The Conjuring James Wan

The Seventies in all their horror-film glory, with special reverence paid to The Exorcist, are back (again). Better yet, what scared people in polyester is still perfectly scary now. Cherry-picking some of the best tropes from a golden era, director of The Conjuring James Wan, with screenwriters Chad and Carey Hayes, combines the ambiance of horror’s leisure-suit heyday with the more recent brand of well-timed what’s-that-in-the-mirror scares.

Carolyn and Roger Perron (Lili Taylor and Ron Livingston) have just moved into a remote Rhode Island home with their brood of five daughters. So many young women under one roof immediately invokes its own mythology of sisterhood, but it’s not long before the corrupting devil infects their feminine paradise and threatens to destroy it. Luckily, demonologist power couple Lorraine and Ed Warren (Vera Farmiga and Patrick Wilson) are available and willing to come to the rescue. When the Perron girls start getting yanked out of their beds at night and Mom wakes up with bruises, they call in the Warrens to help restore normalcy to their lives.

Both Livingston and Wilson are affable and welcome presences on screen, but The Conjuring unquestionably belongs to its women. Of the ghost-hunting duo, Lorraine is an actual psychic able to communicate with the beyond—a useful talent in their line of work, but one that takes its toll. Similarly, the haunting malevolence in the house latches on to Carolyn almost exclusively and, through her, the children, leaving her husband largely out of the picture. Roger and Ed do what they can, but the men are mostly relegated to the observation deck, while the women prove to be far more empathetic and therefore appealing as souls for the demons to invade.

The Conjuring James Wan

The Conjuring has just enough tongue-in-cheek visual elements—like the goofy yellow font introducing the film’s title and “true-story” origins, the ostentatious zooms, and the prevalence of high-waist jeans—to maintain an element of levity without undermining the film's frights. The period touches never distract from the deft storytelling, in which Wan juggles two separate families and their distinct wants, fears, and stakes. The Perrons and the Warrens find their lives colliding temporarily, but their plotlines are discrete. Ed and Lorraine are still dealing with the aftereffects of an exorcism gone wrong, and are weighing their desire to help people against their own self-preservation. The Perrons on the other hand are only just learning of a world beyond as they start fresh in a new town. As the thematic emphasis jockeys between their stories, multiple events often occur simultaneously, particularly toward the climax, giving the film a swift pace and a tension that primes the audience to jump.

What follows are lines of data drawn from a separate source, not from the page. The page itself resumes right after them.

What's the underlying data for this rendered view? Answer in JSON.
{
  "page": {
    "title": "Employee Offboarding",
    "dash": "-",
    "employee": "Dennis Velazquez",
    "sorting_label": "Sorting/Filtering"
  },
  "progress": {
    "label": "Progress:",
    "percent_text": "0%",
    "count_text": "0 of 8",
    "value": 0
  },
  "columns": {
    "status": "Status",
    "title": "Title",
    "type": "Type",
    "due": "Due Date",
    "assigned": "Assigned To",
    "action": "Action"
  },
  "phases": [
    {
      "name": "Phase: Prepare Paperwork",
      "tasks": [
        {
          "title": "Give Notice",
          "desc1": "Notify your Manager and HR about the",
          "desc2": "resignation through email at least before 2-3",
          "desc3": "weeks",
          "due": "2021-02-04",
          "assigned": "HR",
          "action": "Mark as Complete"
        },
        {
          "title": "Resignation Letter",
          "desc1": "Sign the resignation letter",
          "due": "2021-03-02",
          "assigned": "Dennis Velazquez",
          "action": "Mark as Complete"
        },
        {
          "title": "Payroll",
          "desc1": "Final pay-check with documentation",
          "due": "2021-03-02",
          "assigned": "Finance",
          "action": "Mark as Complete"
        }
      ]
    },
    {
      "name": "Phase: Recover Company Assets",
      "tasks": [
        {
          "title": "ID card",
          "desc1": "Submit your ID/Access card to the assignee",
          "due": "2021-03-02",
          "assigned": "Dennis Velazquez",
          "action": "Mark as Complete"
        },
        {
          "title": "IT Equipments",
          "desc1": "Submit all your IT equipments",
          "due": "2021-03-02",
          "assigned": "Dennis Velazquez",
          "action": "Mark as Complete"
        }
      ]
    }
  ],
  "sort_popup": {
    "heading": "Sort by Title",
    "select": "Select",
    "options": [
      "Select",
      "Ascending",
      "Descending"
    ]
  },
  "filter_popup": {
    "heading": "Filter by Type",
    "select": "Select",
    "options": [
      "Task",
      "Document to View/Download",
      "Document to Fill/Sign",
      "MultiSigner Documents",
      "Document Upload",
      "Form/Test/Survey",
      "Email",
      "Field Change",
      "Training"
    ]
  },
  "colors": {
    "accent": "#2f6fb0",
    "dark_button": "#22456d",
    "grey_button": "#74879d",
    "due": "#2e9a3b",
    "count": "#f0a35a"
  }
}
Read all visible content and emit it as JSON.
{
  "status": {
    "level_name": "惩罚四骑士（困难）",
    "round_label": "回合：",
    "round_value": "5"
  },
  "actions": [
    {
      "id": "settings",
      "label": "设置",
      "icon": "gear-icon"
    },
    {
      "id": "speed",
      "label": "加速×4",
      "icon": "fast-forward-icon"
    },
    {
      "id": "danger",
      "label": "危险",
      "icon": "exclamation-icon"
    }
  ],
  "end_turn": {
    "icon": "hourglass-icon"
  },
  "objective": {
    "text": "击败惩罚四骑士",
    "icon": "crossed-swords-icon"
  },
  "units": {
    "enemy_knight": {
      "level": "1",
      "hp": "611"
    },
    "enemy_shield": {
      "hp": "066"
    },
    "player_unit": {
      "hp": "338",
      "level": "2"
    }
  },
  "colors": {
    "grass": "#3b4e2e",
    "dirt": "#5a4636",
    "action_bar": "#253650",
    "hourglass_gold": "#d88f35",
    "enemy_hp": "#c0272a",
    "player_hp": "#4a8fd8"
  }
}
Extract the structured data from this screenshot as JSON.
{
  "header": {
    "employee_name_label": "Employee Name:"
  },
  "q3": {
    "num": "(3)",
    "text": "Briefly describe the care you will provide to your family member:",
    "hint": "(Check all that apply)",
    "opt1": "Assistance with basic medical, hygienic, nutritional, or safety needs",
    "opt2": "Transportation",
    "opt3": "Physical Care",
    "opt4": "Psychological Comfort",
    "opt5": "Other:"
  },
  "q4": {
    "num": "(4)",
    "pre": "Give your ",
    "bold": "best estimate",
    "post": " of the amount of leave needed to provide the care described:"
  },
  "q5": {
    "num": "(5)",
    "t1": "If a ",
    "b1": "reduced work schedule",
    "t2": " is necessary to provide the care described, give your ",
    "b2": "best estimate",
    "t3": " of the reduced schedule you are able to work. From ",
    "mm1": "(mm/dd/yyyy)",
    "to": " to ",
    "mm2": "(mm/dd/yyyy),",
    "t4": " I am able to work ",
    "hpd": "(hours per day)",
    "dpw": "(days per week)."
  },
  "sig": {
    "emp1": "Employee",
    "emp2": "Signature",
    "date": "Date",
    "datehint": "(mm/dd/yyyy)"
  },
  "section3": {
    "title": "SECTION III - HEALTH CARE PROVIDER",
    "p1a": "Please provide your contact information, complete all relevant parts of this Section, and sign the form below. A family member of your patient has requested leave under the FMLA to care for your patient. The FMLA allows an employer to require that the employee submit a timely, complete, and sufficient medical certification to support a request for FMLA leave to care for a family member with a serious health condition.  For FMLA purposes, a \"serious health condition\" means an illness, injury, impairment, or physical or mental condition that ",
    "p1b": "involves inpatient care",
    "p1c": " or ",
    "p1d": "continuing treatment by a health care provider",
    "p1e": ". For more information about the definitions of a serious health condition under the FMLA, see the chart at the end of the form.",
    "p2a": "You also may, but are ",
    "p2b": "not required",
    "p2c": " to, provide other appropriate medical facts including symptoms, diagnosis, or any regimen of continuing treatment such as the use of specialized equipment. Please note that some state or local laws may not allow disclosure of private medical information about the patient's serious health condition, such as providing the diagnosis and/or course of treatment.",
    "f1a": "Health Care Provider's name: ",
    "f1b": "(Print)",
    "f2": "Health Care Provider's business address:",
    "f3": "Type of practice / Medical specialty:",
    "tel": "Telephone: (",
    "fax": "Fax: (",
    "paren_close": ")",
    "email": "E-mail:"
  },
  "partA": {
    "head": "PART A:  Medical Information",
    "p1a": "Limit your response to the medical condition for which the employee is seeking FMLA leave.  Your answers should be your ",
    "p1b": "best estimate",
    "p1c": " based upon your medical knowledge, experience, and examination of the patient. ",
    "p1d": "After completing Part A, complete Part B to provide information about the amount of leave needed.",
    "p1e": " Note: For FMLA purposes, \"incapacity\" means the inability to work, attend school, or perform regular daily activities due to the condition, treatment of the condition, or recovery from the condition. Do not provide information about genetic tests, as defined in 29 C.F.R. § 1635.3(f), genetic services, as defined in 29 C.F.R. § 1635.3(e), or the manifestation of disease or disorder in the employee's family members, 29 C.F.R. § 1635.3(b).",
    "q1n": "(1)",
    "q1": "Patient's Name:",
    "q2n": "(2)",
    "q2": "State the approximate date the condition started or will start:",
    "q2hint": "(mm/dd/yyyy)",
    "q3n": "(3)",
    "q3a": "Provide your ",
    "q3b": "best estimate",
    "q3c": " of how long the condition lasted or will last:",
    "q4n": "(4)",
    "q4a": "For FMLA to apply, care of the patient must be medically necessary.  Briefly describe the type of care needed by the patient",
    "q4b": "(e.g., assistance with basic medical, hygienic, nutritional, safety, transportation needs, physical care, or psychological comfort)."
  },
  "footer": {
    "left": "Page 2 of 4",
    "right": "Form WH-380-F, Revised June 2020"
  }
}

Judging from The Conjuring and Insidious, Wan appears to be on an admirable mission as a director to reinvigorate horror’s arsenal of scares with storytelling that actually makes sense. What results is a tried-and-true call-and-response: the house sighs, the ghosts whisper and pop, and we yelp as if the spirit moved us.